|ZIP Code||Metro Area||Typical Home Value in 2023|
|94027||Atherton, in the San Francisco metro||$7.36M|
|90210||Beverly Hills, in the Los Angeles metro||$5.11M|
|11962||Sagaponack, in the New York City metro||$4.75M|
|94022||Los Altos Hills, in the San Jose metro||$4.26M|
|98039||Medina, in the Seattle metro||$4.18M|
|90402||Santa Monica, in the Los Angeles metro||$4.17M|
|93108||Montecito, in the Santa Barbara metro||$3.94M|
|92067||Rancho Santa Fe, in the San Diego metro||$3.9M|
|11976||Water Mill, in the New York City metro||$3.865M|
|92657||Newport Beach, in the Los Angeles metro||$3.86M|
As our research shows, home prices are still increasing around the country, quite drastically in some cities.
The U.S. population grew by 0.4%, or 1,256,003 people last year, and there is a demonstrable demand for housing that is still outpacing available homes for sale amid a growing population.
What the most expensive ZIP codes highlight is just how dire the cost of purchasing a home can become. They also show just how unattainable it is for the average American — who makes just $63,214 a year — to afford large, high-interest mortgages. If home buyers continue to hold out and cause a decline in home sales, perhaps home prices will continue to decline, too.
For historical home prices, we use the Median Sales Price of homes sold in the United States (MSPUS). This data set is made available by the St. Louis Fed. For more recent home prices and the most expensive ZIP codes, we use the Zillow Home Value Index.

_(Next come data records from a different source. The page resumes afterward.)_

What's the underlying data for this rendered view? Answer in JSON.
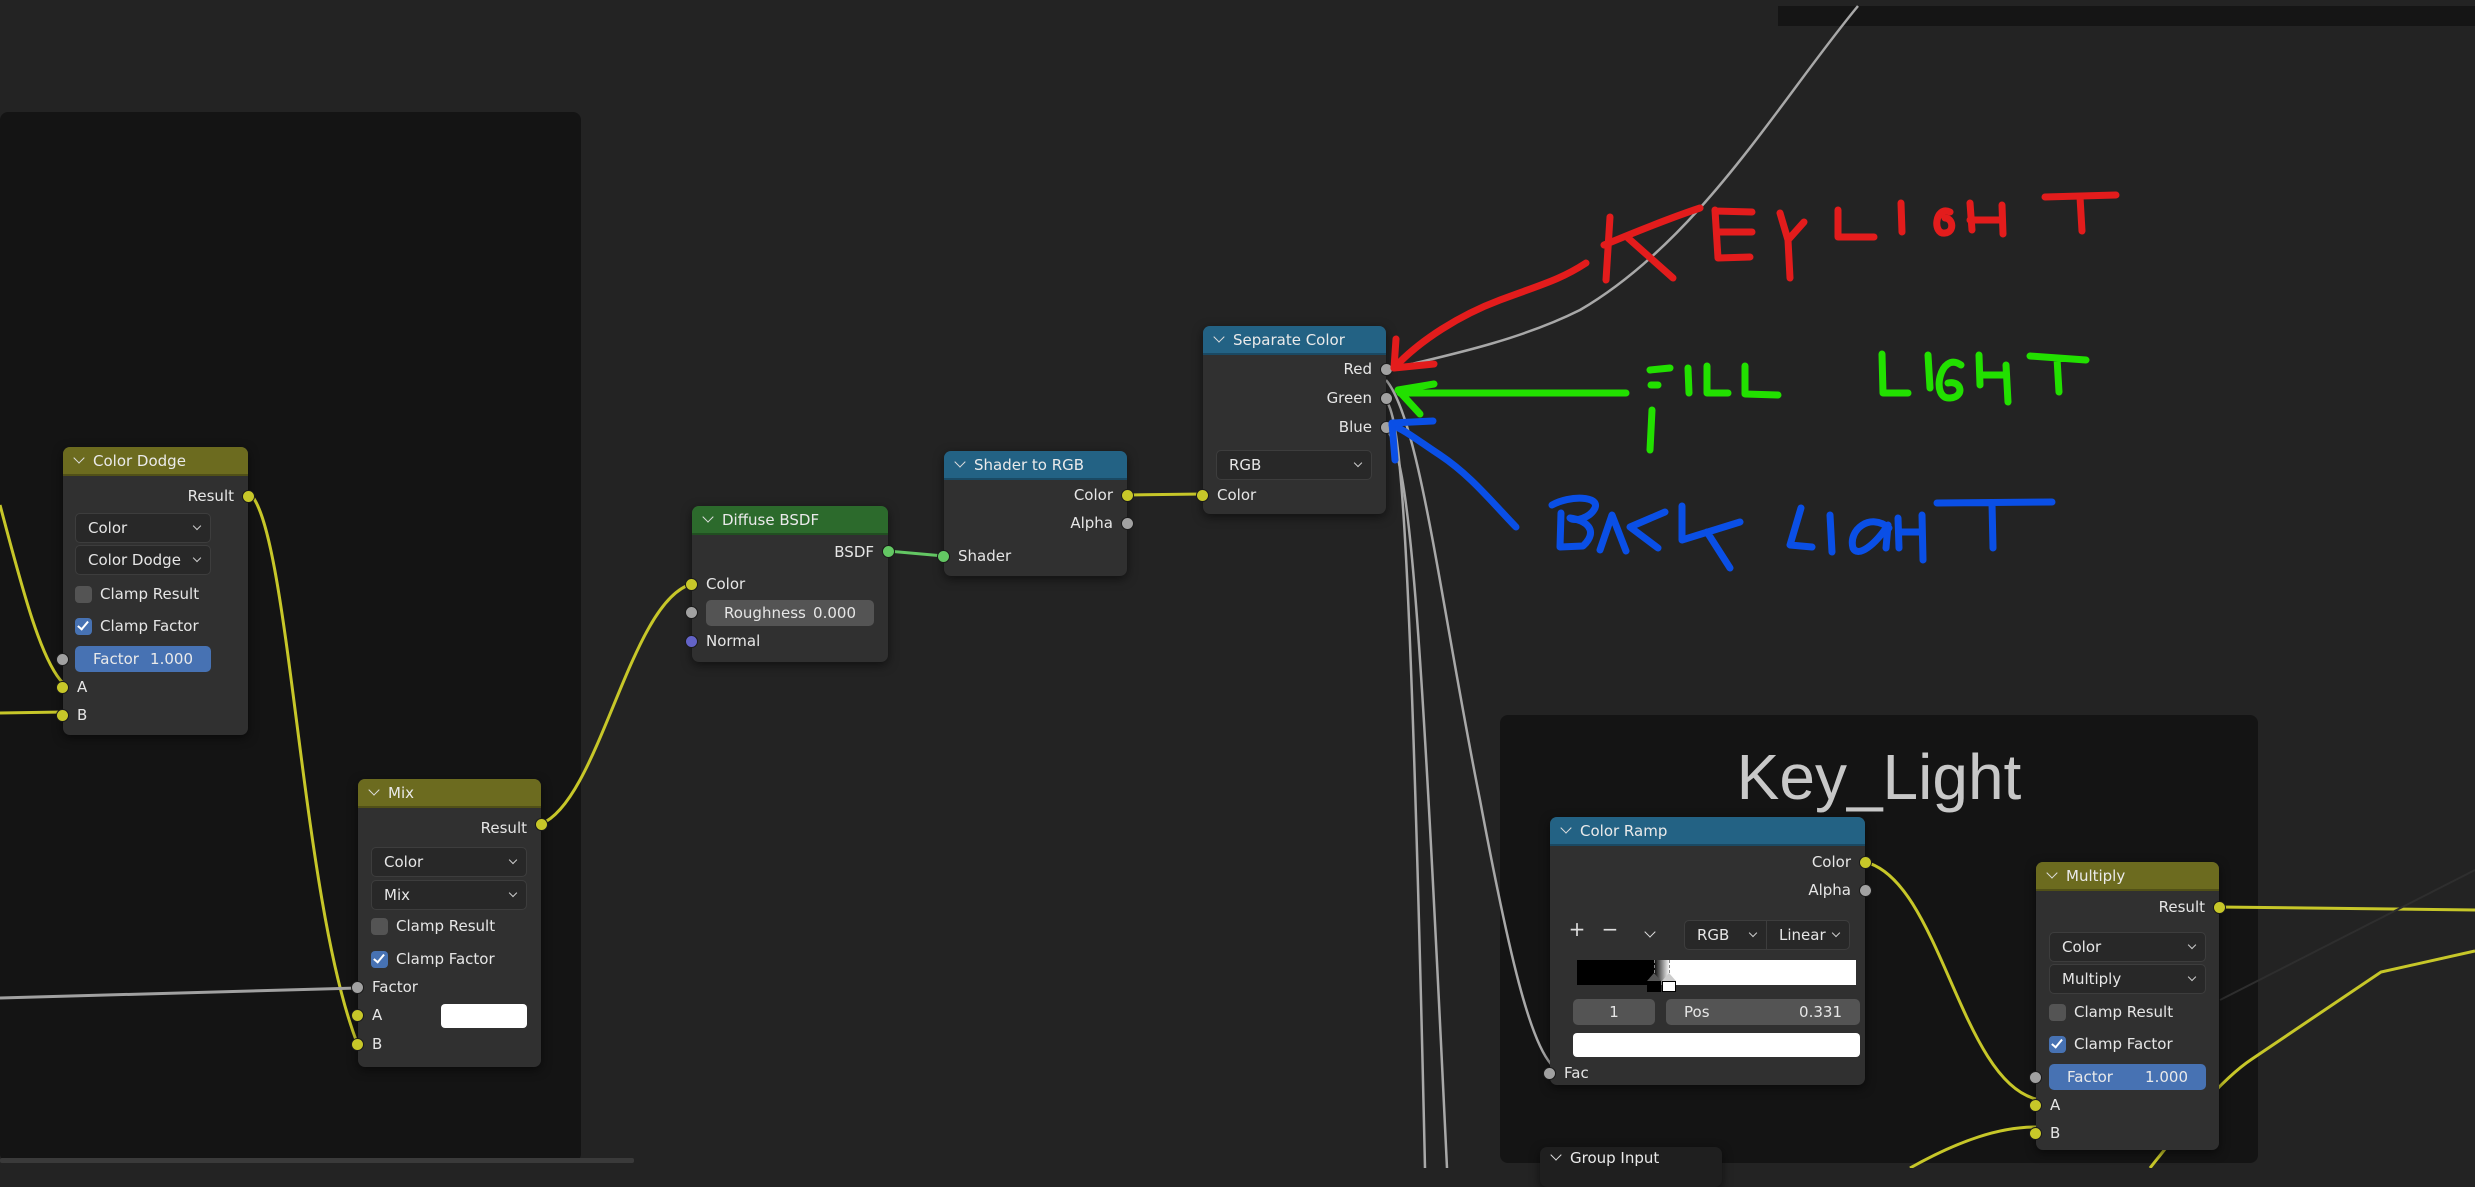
{
  "frames": {
    "key_light": {
      "label": "Key_Light"
    }
  },
  "nodes": {
    "color_dodge": {
      "title": "Color Dodge",
      "output": "Result",
      "data_type": "Color",
      "blend_mode": "Color Dodge",
      "clamp_result_label": "Clamp Result",
      "clamp_result": false,
      "clamp_factor_label": "Clamp Factor",
      "clamp_factor": true,
      "factor_label": "Factor",
      "factor_value": "1.000",
      "input_a": "A",
      "input_b": "B"
    },
    "mix": {
      "title": "Mix",
      "output": "Result",
      "data_type": "Color",
      "blend_mode": "Mix",
      "clamp_result_label": "Clamp Result",
      "clamp_result": false,
      "clamp_factor_label": "Clamp Factor",
      "clamp_factor": true,
      "factor_label": "Factor",
      "input_a": "A",
      "input_b": "B",
      "a_color": "#ffffff"
    },
    "diffuse_bsdf": {
      "title": "Diffuse BSDF",
      "output": "BSDF",
      "input_color": "Color",
      "roughness_label": "Roughness",
      "roughness_value": "0.000",
      "input_normal": "Normal"
    },
    "shader_to_rgb": {
      "title": "Shader to RGB",
      "output_color": "Color",
      "output_alpha": "Alpha",
      "input_shader": "Shader"
    },
    "separate_color": {
      "title": "Separate Color",
      "output_red": "Red",
      "output_green": "Green",
      "output_blue": "Blue",
      "mode": "RGB",
      "input_color": "Color"
    },
    "color_ramp": {
      "title": "Color Ramp",
      "output_color": "Color",
      "output_alpha": "Alpha",
      "add_label": "+",
      "remove_label": "−",
      "color_mode": "RGB",
      "interpolation": "Linear",
      "active_stop_index": "1",
      "pos_label": "Pos",
      "pos_value": "0.331",
      "stops": [
        {
          "position": 0.275,
          "color": "#000000"
        },
        {
          "position": 0.331,
          "color": "#ffffff"
        }
      ],
      "active_color": "#ffffff",
      "input_fac": "Fac"
    },
    "multiply": {
      "title": "Multiply",
      "output": "Result",
      "data_type": "Color",
      "blend_mode": "Multiply",
      "clamp_result_label": "Clamp Result",
      "clamp_result": false,
      "clamp_factor_label": "Clamp Factor",
      "clamp_factor": true,
      "factor_label": "Factor",
      "factor_value": "1.000",
      "input_a": "A",
      "input_b": "B"
    },
    "group_input": {
      "title": "Group Input"
    }
  },
  "annotations": [
    {
      "text": "KEY LIGHT",
      "color": "#e31c1c",
      "points_to": "Red"
    },
    {
      "text": "FILL LIGHT",
      "color": "#22e000",
      "points_to": "Green"
    },
    {
      "text": "BACK LIGHT",
      "color": "#0a4fe6",
      "points_to": "Blue"
    }
  ],
  "colors": {
    "socket_color": "#c7c729",
    "socket_float": "#a1a1a1",
    "socket_shader": "#63c763",
    "socket_vector": "#6363c7",
    "header_converter": "#6c6b1f",
    "header_shader": "#2c6a2c",
    "header_color": "#236284",
    "slider_blue": "#4772b3"
  }
}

For an overall historical measure of inflation, we use the Consumer Price Index for All Urban Consumers: All Items. CPIAUCSL is a measure of the average monthly change in the price for goods and services paid by urban consumers between any two time periods, made available by the St. Louis Fed.
The Federal Reserve rate changes came directly from the Federal Reserve. We used U.S. Census data for the generational comparison section.
About Home Bay
Where your real estate voyage begins. Since 2014, Home Bay has helped thousands of readers confidently sail through their next home sale or purchase. In 2021, Home Bay was acquired by Clever Real Estate, a free agent-matching service that has helped consumers save more than $160 million on real estate fees. Research by Home Bay’s Data Center has been cited by The New York Times, CNBC, MarketWatch, NPR, Apartment Therapy, Yahoo Finance, Black Enterprise, and more.
More Research from Home Bay
Articles You Might Like
Frequently Asked Questions
Home prices are so high because of increased demand for homes amid low inventory around the country. The U.S. is also experiencing high inflation, which contributes to increased costs for housing and everyday goods.
Inflation can have positive effects on real estate for sellers and investors but negative effects on everyday home buyers. For homeowners looking to sell their house, inflation causes home prices to increase even more, which provides them with more money than they would otherwise earn. For investors, rising inflation can increase the value of real estate as people look to invest their money in assets that tend to appreciate in value.
However, inflation can also lead to higher mortgage rates, which can make it more difficult for prospective home buyers. Additionally, inflation can lead to rising prices of materials and labor, making it more expensive to build and maintain homes. Therefore, while inflation can bring about a strong sellers’ market, it can also lead to higher costs that can make it more difficult to buy a home.
Inflation impacts real estate in a few ways. While it can increase home values, it may also lead to higher mortgage rates and higher costs for building and maintaining homes.
Sellers are in an advantageous position as prices inflate. Single-family homes, in particular, perform well during times of high inflation and allow homeowners to build equity over time.
However, high inflation can make it difficult for potential buyers to afford homeownership as home prices and the overall cost of living have historically outpaced income.